Background

In late 2006 a plan was proposed that would have delayed the elections to 2010, at the same time as the next parliamentary election, which was said to be a cost-saving measure. This would have lengthened President Mugabe's term by two years. However, there was reportedly dissent within the ruling ZANU-PF regarding the proposal, and it was never approved. In March 2007, Mugabe said that he thought the feeling in the party favoured having the presidential election in 2008, and moving the parliamentary election up by two years instead. He also said that he would be willing to stand for another term if chosen by the party.On 30 March 2007, it was announced that the ZANU-PF Central Committee had chosen Mugabe as the party's candidate for another term in 2008, that presidential terms would be reduced to five years instead of six, and that the parliamentary election would also be held in 2008. Later, information was leaked from the same meeting that ZANU-PF had adopted the position of making Mugabe president-for-life.[3]On 25 January 2008, the date of the election was announced as 29 March. A spokesperson for the faction of the MDC led by Morgan Tsvangirai denounced this as "an act of madness and arrogance",while the leader of the other MDC faction, Arthur Mutambara, said that a free and fair election could not be held under the existing conditions, calling for a new constitution to be adopted prior to the election.Talks between the MDC and ZANU-PF collapsed following the announcement of the election date; the MDC had wanted the dialogue to affect the election, while ZANU-PF wanted to hold the election on schedule in March and for any changes agreed in the talks only to take effect afterwards.
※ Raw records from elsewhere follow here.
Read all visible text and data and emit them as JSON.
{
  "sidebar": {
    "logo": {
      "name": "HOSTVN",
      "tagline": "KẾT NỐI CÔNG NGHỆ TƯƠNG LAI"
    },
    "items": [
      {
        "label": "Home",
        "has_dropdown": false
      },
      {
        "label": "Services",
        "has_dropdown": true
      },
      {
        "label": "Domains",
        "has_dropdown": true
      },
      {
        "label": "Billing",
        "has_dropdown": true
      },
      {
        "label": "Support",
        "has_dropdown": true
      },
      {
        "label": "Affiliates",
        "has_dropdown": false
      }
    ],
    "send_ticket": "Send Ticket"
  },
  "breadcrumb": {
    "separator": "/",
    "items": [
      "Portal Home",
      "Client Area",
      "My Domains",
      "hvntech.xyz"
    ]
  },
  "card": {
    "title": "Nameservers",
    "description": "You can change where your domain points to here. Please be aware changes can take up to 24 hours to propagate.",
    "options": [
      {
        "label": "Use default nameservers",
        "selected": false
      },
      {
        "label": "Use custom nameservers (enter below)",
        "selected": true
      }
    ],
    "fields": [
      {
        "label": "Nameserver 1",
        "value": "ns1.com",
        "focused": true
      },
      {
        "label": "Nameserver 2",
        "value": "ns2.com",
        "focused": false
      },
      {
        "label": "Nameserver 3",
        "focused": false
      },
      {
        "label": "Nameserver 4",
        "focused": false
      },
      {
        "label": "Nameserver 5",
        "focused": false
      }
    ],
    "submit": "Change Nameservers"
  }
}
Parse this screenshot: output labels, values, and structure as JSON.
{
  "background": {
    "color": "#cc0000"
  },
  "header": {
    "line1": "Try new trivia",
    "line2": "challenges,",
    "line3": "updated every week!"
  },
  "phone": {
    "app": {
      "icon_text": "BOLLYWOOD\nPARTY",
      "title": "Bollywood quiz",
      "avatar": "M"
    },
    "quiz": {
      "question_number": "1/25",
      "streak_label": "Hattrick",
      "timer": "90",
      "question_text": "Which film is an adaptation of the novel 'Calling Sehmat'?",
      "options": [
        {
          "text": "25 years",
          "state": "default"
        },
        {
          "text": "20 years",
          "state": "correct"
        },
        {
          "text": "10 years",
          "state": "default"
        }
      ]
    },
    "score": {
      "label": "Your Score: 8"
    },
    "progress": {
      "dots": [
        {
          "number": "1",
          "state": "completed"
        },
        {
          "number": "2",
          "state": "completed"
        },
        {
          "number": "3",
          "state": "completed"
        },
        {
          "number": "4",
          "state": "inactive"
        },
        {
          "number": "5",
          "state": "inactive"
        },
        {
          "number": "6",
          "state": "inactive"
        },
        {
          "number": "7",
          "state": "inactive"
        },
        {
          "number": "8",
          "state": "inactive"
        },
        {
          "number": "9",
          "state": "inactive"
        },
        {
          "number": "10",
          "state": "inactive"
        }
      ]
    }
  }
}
Electoral System

President

The amendment to the Electoral Act in 2005 meant that for the first time a presidential aspirant was required to win a majority vote ,introducing a second round if need be.

There were about 5.9 million registered voters. and about 11,000 polling stations, compared to about 4,000 polling stations in the 2005 parliamentary election. The Zimbabwe Election Support Network said that there were insufficient polling stations in urban areas, where the opposition is considered stronger, while the availability of polling stations was better in rural areas, where ZANU-PF is considered stronger. According to the Electoral Commission, it planned to deploy 107,690 polling officers to oversee voting.

The Public Holidays and Prohibition of Business Notice 2008, published on 17 March, declared 29 March to be a public holiday. This was accompanied by the Presidential Powers (Temporary Measures) (Amendment of Electoral Act) (No. 2) Regulations, 2008, which allows police to enter polling stations. This ended a previous law, put in place in 2007 as a result of talks between ZANU-PF and the MDC, that required police to stay 100 meters away from polling stations.The regulations amended Sections 59 and 60 of the Electoral Act, providing for electoral officers and police officers to assist illiterate voters (in the case of Section 59) and physically incapacitated voters (in the case of Section 60).[29] The change was criticised by Tsvangirai and Makoni.
  1. [ https://web.archive.org/web/20080613194000/http://english.aljazeera.net/NR/exeres/B700CF63-FECD-4FAD-8112-48FC55D34BA4.htm], Zimbabwean Opposition rejects run-off:April 10 2008, Retrieved: 28 November 2017
  2. [1], 12 violent MDC supporters held, Published: 27 May 2008, Retrieved: 28 November 2017
  3. [ http://www.irinnews.org/news/2007/07/30/zanu-pf-wants-make-mugabe-president-life], ZANU-PF wants to make Mugabe president for life , Published: 30 July 2007 , Retrieved:28 November 2017